→ RECORD EXTRACTS:
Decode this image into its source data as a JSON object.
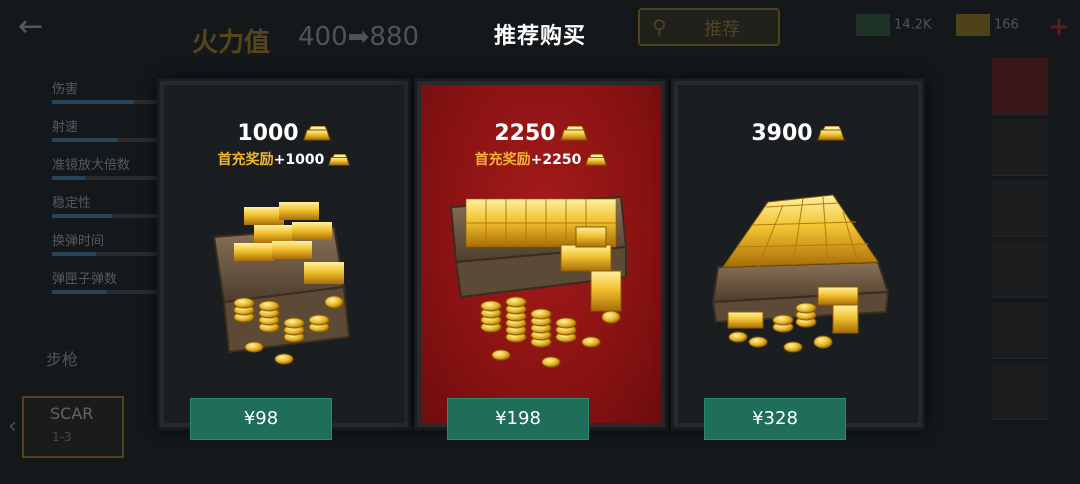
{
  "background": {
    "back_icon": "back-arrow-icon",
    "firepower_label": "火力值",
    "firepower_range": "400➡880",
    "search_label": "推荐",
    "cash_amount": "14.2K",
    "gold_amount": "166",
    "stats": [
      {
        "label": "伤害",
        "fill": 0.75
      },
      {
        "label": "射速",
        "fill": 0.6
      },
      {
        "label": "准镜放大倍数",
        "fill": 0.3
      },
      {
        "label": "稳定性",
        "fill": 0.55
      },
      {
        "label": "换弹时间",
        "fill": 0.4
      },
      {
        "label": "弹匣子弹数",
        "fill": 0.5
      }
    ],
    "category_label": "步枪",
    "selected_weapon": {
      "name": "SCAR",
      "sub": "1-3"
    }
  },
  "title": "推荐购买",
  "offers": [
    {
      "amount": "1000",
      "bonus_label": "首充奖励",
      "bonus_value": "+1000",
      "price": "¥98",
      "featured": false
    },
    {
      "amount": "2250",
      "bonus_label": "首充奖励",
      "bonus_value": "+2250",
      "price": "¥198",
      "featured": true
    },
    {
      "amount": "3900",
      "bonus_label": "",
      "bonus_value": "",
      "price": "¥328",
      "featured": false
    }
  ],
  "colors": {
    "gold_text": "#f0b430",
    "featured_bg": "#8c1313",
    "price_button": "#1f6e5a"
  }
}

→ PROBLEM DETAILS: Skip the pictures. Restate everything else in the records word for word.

→ SOLUTION BELOW:
Decode this image into its source data as a JSON object.
{
  "background": {
    "back_icon": "back-arrow-icon",
    "firepower_label": "火力值",
    "firepower_range": "400➡880",
    "search_label": "推荐",
    "cash_amount": "14.2K",
    "gold_amount": "166",
    "stats": [
      {
        "label": "伤害",
        "fill": 0.75
      },
      {
        "label": "射速",
        "fill": 0.6
      },
      {
        "label": "准镜放大倍数",
        "fill": 0.3
      },
      {
        "label": "稳定性",
        "fill": 0.55
      },
      {
        "label": "换弹时间",
        "fill": 0.4
      },
      {
        "label": "弹匣子弹数",
        "fill": 0.5
      }
    ],
    "category_label": "步枪",
    "selected_weapon": {
      "name": "SCAR",
      "sub": "1-3"
    }
  },
  "title": "推荐购买",
  "offers": [
    {
      "amount": "1000",
      "bonus_label": "首充奖励",
      "bonus_value": "+1000",
      "price": "¥98",
      "featured": false
    },
    {
      "amount": "2250",
      "bonus_label": "首充奖励",
      "bonus_value": "+2250",
      "price": "¥198",
      "featured": true
    },
    {
      "amount": "3900",
      "bonus_label": "",
      "bonus_value": "",
      "price": "¥328",
      "featured": false
    }
  ],
  "colors": {
    "gold_text": "#f0b430",
    "featured_bg": "#8c1313",
    "price_button": "#1f6e5a"
  }
}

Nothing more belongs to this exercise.